Could you copy each line of the entries that contains "image"?
#### DATA FOR PROCESSING
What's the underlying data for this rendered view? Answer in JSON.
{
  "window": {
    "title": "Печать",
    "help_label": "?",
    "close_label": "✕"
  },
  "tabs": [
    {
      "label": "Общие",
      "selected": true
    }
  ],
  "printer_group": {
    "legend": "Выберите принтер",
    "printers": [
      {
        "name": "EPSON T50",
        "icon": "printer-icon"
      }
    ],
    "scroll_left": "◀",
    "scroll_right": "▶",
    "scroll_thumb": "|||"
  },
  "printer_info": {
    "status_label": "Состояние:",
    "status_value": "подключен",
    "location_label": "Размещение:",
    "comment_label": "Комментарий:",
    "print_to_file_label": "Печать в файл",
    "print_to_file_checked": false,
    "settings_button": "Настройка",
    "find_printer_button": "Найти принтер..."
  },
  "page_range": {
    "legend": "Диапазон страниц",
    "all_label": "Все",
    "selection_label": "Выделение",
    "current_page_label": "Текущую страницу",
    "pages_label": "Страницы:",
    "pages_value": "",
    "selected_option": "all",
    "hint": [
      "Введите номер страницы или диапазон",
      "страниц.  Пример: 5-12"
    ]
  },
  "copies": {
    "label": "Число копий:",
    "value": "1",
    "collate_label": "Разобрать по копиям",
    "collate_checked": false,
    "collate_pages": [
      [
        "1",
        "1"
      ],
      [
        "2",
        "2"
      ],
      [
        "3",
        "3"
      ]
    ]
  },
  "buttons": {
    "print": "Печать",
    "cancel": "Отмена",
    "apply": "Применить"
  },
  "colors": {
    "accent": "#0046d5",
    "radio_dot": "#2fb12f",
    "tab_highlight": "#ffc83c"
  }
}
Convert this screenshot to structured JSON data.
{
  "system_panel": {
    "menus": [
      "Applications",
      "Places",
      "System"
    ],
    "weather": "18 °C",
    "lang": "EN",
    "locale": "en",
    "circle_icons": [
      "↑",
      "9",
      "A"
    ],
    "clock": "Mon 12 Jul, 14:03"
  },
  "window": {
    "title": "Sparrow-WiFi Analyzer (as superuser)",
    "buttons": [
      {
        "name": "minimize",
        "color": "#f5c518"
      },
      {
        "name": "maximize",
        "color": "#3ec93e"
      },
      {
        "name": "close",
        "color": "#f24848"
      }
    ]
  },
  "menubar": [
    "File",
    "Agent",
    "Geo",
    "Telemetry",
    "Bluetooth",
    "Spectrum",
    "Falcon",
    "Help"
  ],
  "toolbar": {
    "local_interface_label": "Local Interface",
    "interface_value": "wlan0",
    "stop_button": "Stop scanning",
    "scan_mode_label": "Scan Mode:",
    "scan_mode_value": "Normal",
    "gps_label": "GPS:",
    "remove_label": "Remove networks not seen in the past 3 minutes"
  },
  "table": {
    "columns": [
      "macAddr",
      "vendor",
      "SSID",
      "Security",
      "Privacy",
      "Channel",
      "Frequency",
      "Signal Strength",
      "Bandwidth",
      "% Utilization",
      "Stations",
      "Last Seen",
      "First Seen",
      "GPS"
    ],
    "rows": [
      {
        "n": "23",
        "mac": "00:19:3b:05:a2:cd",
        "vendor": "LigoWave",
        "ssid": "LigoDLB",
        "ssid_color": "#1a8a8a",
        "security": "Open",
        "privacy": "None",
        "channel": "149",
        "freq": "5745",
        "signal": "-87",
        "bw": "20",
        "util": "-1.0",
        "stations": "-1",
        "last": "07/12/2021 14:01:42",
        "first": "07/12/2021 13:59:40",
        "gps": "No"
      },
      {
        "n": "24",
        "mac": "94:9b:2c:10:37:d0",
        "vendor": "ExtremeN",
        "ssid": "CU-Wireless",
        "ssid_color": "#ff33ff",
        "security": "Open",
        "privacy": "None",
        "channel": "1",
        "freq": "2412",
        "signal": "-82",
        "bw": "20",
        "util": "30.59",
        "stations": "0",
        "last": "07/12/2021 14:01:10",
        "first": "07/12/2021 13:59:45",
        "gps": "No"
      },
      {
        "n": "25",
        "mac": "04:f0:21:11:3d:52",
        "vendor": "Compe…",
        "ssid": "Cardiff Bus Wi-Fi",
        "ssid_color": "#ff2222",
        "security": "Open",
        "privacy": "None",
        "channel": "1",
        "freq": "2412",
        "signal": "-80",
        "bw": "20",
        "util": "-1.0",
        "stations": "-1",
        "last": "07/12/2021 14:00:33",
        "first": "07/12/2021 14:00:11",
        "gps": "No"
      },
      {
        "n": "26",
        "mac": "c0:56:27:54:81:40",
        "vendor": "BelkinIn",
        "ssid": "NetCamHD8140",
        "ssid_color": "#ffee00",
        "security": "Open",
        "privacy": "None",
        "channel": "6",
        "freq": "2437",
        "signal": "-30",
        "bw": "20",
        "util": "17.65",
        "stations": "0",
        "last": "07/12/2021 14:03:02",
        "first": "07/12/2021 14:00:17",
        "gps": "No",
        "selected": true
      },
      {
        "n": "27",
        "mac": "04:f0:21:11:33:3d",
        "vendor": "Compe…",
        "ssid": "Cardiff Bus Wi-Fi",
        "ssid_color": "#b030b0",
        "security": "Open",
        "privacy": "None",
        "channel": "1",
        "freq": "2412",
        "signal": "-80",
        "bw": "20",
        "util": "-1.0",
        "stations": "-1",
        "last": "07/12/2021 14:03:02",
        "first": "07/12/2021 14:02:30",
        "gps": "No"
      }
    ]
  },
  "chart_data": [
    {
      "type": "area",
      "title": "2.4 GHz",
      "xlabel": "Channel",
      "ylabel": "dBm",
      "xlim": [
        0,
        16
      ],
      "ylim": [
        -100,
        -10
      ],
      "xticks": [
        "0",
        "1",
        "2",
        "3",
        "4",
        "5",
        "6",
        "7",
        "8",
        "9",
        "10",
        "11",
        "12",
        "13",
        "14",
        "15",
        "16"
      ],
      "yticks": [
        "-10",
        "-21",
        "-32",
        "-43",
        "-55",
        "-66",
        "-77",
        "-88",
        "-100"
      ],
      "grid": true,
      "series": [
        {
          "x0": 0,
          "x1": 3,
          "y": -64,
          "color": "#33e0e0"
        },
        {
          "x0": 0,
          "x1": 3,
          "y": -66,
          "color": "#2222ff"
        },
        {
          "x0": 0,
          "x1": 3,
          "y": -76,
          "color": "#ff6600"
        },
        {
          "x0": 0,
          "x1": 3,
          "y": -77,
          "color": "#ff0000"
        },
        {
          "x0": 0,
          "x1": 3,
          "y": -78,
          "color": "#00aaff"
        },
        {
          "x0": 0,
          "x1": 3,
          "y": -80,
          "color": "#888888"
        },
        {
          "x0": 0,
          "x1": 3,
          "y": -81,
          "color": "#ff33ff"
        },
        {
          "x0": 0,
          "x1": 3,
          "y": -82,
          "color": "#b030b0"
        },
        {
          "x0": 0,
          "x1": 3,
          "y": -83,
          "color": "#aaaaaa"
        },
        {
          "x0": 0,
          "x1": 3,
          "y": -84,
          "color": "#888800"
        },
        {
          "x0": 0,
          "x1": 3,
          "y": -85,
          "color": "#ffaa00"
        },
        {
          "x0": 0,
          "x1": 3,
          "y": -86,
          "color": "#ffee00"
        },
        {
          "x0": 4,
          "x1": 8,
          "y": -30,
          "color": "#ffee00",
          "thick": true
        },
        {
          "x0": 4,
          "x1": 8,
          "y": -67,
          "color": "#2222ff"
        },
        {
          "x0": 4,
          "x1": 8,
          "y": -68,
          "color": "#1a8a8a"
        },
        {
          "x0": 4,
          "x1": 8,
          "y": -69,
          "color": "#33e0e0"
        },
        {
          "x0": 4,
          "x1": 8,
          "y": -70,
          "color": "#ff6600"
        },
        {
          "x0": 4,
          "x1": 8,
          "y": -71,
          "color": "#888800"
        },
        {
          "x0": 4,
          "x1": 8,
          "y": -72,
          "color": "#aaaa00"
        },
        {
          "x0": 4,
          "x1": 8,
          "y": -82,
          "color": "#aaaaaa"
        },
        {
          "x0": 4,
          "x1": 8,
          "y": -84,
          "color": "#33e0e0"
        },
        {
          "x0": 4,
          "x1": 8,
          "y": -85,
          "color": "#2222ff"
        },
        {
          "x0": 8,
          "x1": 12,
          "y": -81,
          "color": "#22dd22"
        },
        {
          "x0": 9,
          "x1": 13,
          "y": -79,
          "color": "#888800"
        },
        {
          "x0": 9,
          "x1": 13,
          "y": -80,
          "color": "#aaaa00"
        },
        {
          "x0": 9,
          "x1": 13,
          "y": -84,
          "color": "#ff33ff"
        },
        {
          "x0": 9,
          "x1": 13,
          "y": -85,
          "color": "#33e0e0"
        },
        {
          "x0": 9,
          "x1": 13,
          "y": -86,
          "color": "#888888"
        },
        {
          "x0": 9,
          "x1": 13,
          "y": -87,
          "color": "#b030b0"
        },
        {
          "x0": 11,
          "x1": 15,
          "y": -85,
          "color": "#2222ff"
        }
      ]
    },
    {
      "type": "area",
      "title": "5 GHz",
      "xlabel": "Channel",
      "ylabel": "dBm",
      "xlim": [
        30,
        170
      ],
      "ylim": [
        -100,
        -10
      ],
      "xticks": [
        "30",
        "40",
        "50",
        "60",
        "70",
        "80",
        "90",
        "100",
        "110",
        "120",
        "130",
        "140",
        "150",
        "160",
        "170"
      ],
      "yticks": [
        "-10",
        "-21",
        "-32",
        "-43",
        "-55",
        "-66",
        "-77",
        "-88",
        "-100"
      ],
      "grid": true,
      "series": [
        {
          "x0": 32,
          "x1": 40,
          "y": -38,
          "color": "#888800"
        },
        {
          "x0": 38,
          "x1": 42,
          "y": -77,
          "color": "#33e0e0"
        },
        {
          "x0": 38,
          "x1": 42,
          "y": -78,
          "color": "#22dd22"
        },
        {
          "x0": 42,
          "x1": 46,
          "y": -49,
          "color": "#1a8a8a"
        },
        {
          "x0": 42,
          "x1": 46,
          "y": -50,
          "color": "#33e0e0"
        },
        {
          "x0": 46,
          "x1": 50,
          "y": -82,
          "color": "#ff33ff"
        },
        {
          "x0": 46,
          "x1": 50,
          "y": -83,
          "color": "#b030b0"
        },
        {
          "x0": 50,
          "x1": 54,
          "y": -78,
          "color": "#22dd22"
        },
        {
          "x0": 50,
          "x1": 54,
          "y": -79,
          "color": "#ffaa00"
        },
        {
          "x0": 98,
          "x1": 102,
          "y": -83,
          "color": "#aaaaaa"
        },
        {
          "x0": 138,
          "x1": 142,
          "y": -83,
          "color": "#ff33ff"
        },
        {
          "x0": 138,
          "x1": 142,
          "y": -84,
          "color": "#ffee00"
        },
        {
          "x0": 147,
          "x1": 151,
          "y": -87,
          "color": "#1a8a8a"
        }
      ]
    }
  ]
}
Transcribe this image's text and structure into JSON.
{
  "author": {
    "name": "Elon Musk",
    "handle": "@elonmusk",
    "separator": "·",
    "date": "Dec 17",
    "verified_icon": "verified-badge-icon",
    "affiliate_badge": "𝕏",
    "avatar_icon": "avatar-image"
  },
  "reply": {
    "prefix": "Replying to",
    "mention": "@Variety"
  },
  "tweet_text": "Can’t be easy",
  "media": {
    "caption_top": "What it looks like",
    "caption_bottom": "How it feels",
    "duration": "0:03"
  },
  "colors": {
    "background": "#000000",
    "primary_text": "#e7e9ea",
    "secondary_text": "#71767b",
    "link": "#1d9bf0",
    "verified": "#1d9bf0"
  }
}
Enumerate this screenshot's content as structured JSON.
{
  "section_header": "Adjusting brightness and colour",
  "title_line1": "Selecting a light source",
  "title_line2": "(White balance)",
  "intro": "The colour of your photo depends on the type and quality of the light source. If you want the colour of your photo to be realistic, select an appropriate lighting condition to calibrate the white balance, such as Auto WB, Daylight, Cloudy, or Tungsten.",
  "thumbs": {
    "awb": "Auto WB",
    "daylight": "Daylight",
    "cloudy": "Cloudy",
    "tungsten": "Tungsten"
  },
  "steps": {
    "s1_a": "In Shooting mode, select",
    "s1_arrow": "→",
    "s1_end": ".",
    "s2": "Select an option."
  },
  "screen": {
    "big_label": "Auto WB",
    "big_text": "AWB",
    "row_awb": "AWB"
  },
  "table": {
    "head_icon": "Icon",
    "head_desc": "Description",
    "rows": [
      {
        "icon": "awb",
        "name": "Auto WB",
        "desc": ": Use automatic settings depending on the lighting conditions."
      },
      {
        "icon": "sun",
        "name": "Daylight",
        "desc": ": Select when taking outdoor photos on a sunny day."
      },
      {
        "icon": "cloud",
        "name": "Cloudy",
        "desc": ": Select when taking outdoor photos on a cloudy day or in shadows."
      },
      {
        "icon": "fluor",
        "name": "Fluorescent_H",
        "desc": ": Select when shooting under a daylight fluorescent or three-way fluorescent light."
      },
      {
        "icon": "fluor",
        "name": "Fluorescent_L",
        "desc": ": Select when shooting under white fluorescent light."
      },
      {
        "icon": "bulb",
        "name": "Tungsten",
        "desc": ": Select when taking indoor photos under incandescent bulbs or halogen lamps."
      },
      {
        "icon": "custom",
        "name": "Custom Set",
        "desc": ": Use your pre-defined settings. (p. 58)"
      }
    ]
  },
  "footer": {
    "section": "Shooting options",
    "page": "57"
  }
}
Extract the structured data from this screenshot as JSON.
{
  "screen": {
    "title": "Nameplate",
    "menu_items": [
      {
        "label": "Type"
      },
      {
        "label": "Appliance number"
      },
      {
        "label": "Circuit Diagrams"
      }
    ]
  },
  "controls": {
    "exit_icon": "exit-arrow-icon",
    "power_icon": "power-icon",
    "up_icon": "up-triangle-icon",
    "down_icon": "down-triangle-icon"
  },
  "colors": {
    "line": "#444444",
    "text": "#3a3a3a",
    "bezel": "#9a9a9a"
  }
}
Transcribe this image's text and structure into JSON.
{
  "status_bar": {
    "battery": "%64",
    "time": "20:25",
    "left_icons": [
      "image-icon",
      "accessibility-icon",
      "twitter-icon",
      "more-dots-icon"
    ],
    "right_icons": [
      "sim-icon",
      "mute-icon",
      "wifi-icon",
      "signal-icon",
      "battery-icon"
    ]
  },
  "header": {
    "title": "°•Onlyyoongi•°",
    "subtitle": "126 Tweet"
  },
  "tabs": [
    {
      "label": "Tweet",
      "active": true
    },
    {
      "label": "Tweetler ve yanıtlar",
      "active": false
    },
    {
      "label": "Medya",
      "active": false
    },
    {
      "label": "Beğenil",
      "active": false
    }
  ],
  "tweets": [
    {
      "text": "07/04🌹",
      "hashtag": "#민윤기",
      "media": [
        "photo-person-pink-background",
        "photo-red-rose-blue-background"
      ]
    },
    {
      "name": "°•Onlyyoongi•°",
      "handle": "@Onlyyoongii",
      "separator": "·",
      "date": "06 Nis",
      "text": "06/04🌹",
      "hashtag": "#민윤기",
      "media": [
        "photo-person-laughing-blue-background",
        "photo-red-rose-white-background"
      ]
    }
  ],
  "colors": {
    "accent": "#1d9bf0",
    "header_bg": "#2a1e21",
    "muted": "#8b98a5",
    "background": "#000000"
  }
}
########
=== SOLUTION FOR THIS PROBLEM ===
Transcribe this image's text and structure into JSON.
    "avatar_icon": "avatar-image"
Transcribe this image's text and structure into JSON.
      "image-icon",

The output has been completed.